In the past, I would have just taken pictures and shared them without asking. I have recently become more careful about using other peoples' information without permission, so I called the Chorev publishing house in Jerusalem to ask permission to use their pictures. (Naively, I was hoping that they'd share the pictures with me, so that I wouldn't have to take pictures of the page...) The answer was immediate: No. We don't give permission to anyone to use our images. We've invested a great deal of time, effort and energy in compiling and producing this series, and we don't share it with anyone ever. After futilely trying to argue my case for about ten seconds, I gave up. My videos will have to include my own pictures, or whatever I can find on the web. I won't be using their pictures without their permission.

From one perspective, I understand their point of view. After all, if they would let me use their material, they might as well let everyone use it. Heck, they might as well just put up a website and give away their material for free! Why would anyone then buy their books?

Yet, I believe that in today's day and age, their logic - rather than saving them money - is actually costing them money in sales, publicity and distribution. My proof? Peninei Halachah from Rav Melamed.

If you haven't heard of this series, Peninei Halachah is, by far, the most popular set on Halachah in the Religious Zionist community in Israel today. Its popularity stems first and foremost from the fact that Rav Eliezer Melamed is a great posek blessed with a gift of not only communicating the halachah, but also explaining the beauty and logic behind the halachah. Over a period of many years, Rav Melamed wrote a weekly column in the B'sheva weekly paper which ultimately grew into the Peninei Halachah series sold around the world (a few volumes are even available in English). Yet, despite the fact that the books are sold for money, the entire text is available for free over the internet, on his website as well as in a free Android app. I would argue that rather than hinder sales, his free distribution model is precisely what has made his books so popular and boosted his sales significantly - in the unique market that of Jewish religious texts.

Most people don't read through Judaic texts straight. You don't buy a five volume set of Chumashim and then read through them. You use them when needed - as references. Sure, your daughter might be studying Shemot in high school.

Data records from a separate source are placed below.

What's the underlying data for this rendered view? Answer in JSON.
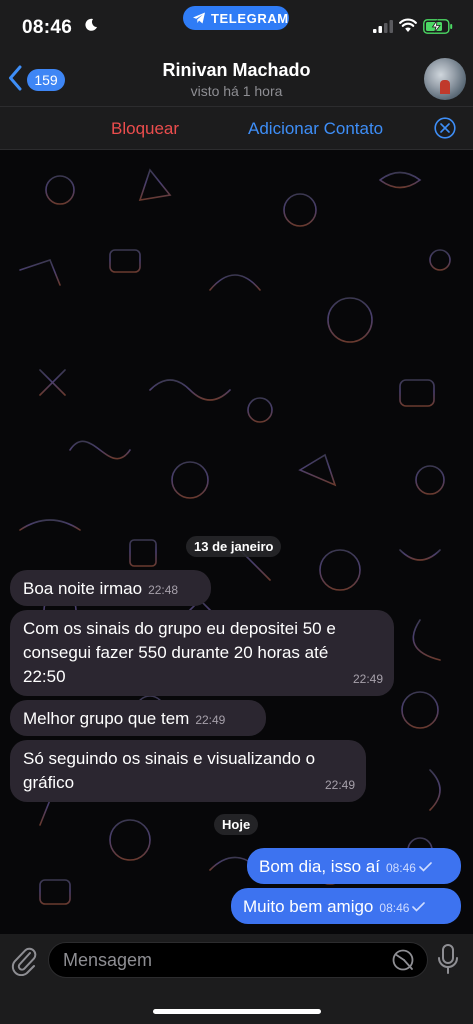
{
  "status_bar": {
    "time": "08:46",
    "app_pill": "TELEGRAM",
    "icons": [
      "moon-icon",
      "telegram-icon",
      "signal-icon",
      "wifi-icon",
      "battery-charging-icon"
    ],
    "colors": {
      "pill": "#2f7cf6",
      "battery": "#4cd964"
    }
  },
  "header": {
    "back_count": "159",
    "title": "Rinivan Machado",
    "subtitle": "visto há 1 hora"
  },
  "actions": {
    "block": "Bloquear",
    "add_contact": "Adicionar Contato",
    "colors": {
      "block": "#eb4d4d",
      "add": "#3e8ef7"
    }
  },
  "chat": {
    "date1": "13 de janeiro",
    "date2": "Hoje",
    "messages": [
      {
        "text": "Boa noite irmao",
        "time": "22:48",
        "direction": "in"
      },
      {
        "line1": "Com os sinais do grupo eu depositei 50 e",
        "line2": "consegui fazer 550 durante 20 horas até",
        "line3": "22:50",
        "time": "22:49",
        "direction": "in"
      },
      {
        "text": "Melhor grupo que tem",
        "time": "22:49",
        "direction": "in"
      },
      {
        "line1": "Só seguindo os sinais e visualizando o",
        "line2": "gráfico",
        "time": "22:49",
        "direction": "in"
      },
      {
        "text": "Bom dia, isso aí",
        "time": "08:46",
        "direction": "out",
        "status": "read"
      },
      {
        "text": "Muito bem amigo",
        "time": "08:46",
        "direction": "out",
        "status": "read"
      }
    ],
    "colors": {
      "incoming": "#2b2630",
      "outgoing": "#3d73f0"
    }
  },
  "composer": {
    "placeholder": "Mensagem",
    "icons": [
      "attach-icon",
      "sticker-icon",
      "mic-icon"
    ]
  }
}
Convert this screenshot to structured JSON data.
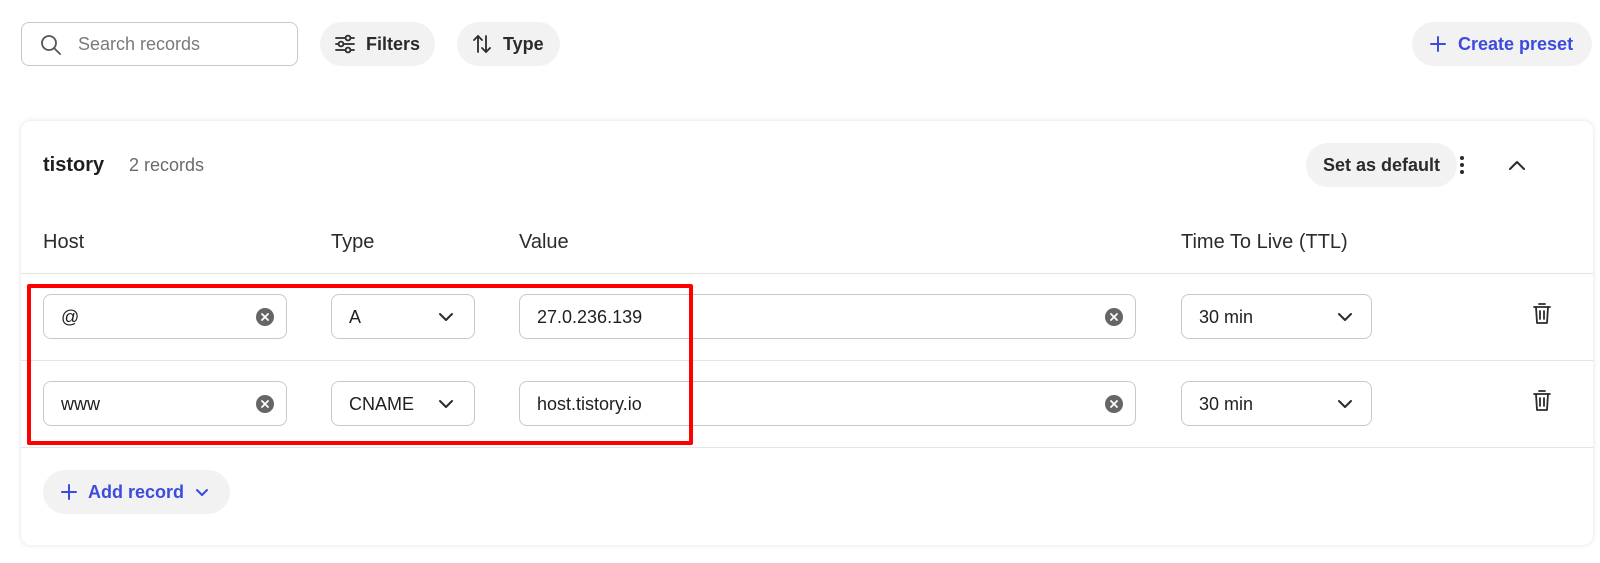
{
  "toolbar": {
    "search_placeholder": "Search records",
    "search_value": "",
    "filters_label": "Filters",
    "type_label": "Type",
    "create_preset_label": "Create preset"
  },
  "preset": {
    "name": "tistory",
    "count_label": "2 records",
    "set_default_label": "Set as default"
  },
  "columns": {
    "host": "Host",
    "type": "Type",
    "value": "Value",
    "ttl": "Time To Live (TTL)"
  },
  "records": [
    {
      "host": "@",
      "type": "A",
      "value": "27.0.236.139",
      "ttl": "30 min"
    },
    {
      "host": "www",
      "type": "CNAME",
      "value": "host.tistory.io",
      "ttl": "30 min"
    }
  ],
  "add_record_label": "Add record",
  "colors": {
    "accent": "#3a4bde",
    "highlight": "#ff0000",
    "pill_bg": "#f2f2f2"
  },
  "icons": [
    "search-icon",
    "sliders-icon",
    "sort-icon",
    "plus-icon",
    "more-vertical-icon",
    "chevron-up-icon",
    "clear-icon",
    "chevron-down-icon",
    "trash-icon"
  ]
}
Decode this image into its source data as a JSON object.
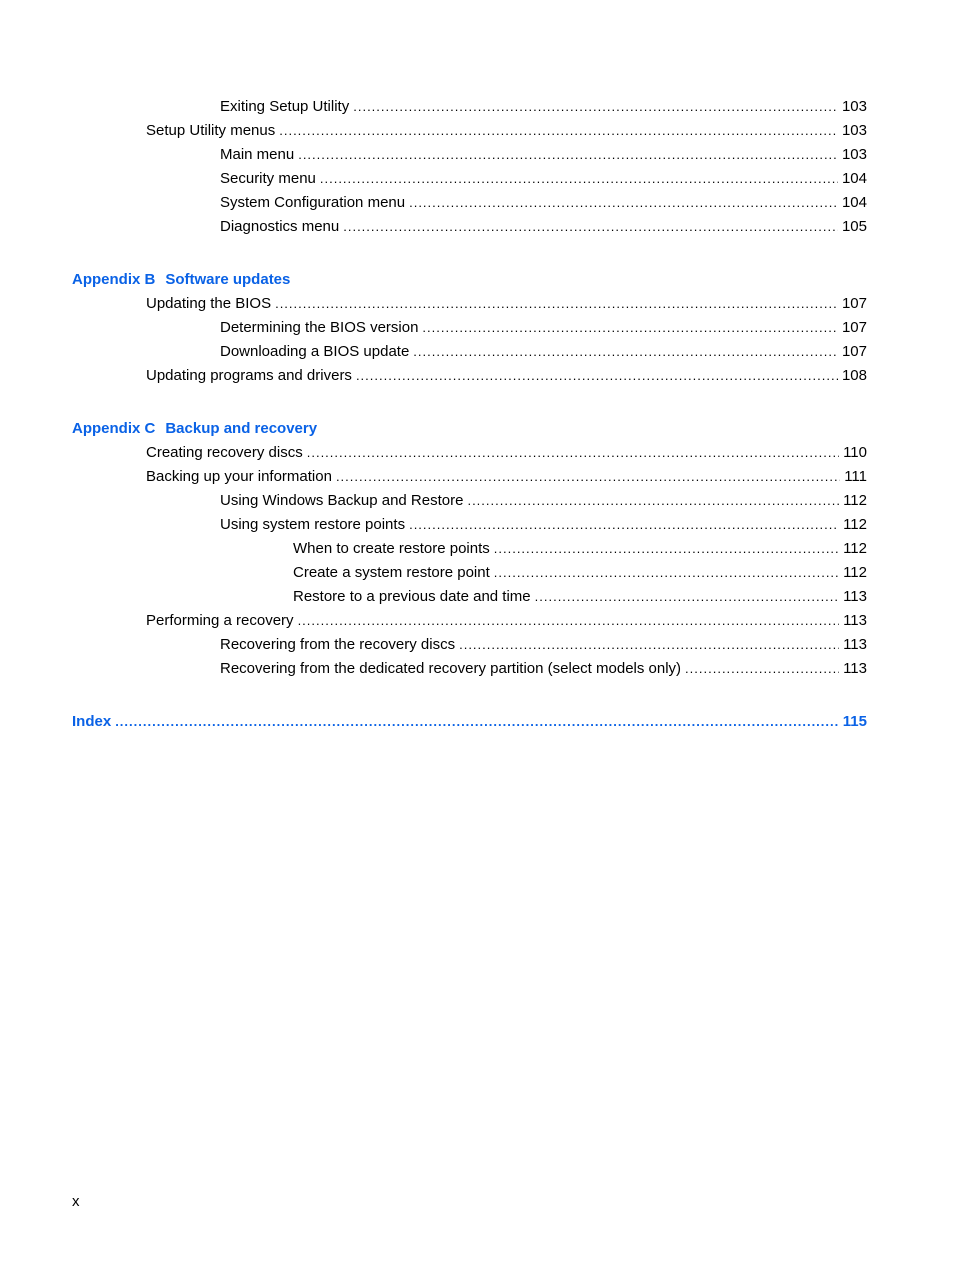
{
  "toc": {
    "top_entries": [
      {
        "title": "Exiting Setup Utility",
        "page": "103",
        "level": 2
      },
      {
        "title": "Setup Utility menus",
        "page": "103",
        "level": 1
      },
      {
        "title": "Main menu",
        "page": "103",
        "level": 2
      },
      {
        "title": "Security menu",
        "page": "104",
        "level": 2
      },
      {
        "title": "System Configuration menu",
        "page": "104",
        "level": 2
      },
      {
        "title": "Diagnostics menu",
        "page": "105",
        "level": 2
      }
    ],
    "appendix_b": {
      "label": "Appendix B",
      "title": "Software updates",
      "entries": [
        {
          "title": "Updating the BIOS",
          "page": "107",
          "level": 1
        },
        {
          "title": "Determining the BIOS version",
          "page": "107",
          "level": 2
        },
        {
          "title": "Downloading a BIOS update",
          "page": "107",
          "level": 2
        },
        {
          "title": "Updating programs and drivers",
          "page": "108",
          "level": 1
        }
      ]
    },
    "appendix_c": {
      "label": "Appendix C",
      "title": "Backup and recovery",
      "entries": [
        {
          "title": "Creating recovery discs",
          "page": "110",
          "level": 1
        },
        {
          "title": "Backing up your information",
          "page": "111",
          "level": 1
        },
        {
          "title": "Using Windows Backup and Restore",
          "page": "112",
          "level": 2
        },
        {
          "title": "Using system restore points",
          "page": "112",
          "level": 2
        },
        {
          "title": "When to create restore points",
          "page": "112",
          "level": 3
        },
        {
          "title": "Create a system restore point",
          "page": "112",
          "level": 3
        },
        {
          "title": "Restore to a previous date and time",
          "page": "113",
          "level": 3
        },
        {
          "title": "Performing a recovery",
          "page": "113",
          "level": 1
        },
        {
          "title": "Recovering from the recovery discs",
          "page": "113",
          "level": 2
        },
        {
          "title": "Recovering from the dedicated recovery partition (select models only)",
          "page": "113",
          "level": 2
        }
      ]
    },
    "index": {
      "title": "Index",
      "page": "115"
    }
  },
  "footer": {
    "page_number": "x"
  },
  "colors": {
    "heading": "#0a62e6",
    "text": "#000000"
  }
}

But we buy the full set of Mikraot Gedolot, and leave them on the shelf to be used when necessary.

With the advent of the internet, I imagine that people have been buying fewer and fewer books. And newspapers are indeed dead as we used to know them. But the religious Jewish community still needs its books for two reasons: despite the ubiquitousness of the web (and the fact that I teach Mishnah via YouTube), there's still no substitute for the actual book itself. Truth be told, I really don't enjoy reading on a Kindle that much. And there's always Shabbat - when we do a good chuck of our learning. So, despite the fact that the entire Kehati is available for free download for your phone, people continue to buy Kehati Mishnayot. I'll learn on my phone if I'm stuck somewhere. But I'll always prefer studying in an actual book - whatever the size.

This was my argument to the Mishnah Behira guy: Rather than hurting your sales, if you give away your material, more people will know about the books, and more people will then buy them to study a particular masechet. Of course some people won't. But in the end, I believe that good Sefarim have a future in the small market that is the religious community, and that rather than hurting a publisher, giving away access to material can actually be an important tool that drives sales of the books themselves. Who knows? If you get popular enough, maybe a well-known foundation will give you millions of dollars to publish your series online.

If the web has taught us anything, it's that nowadays, there's more than one way to sell a Jewish book.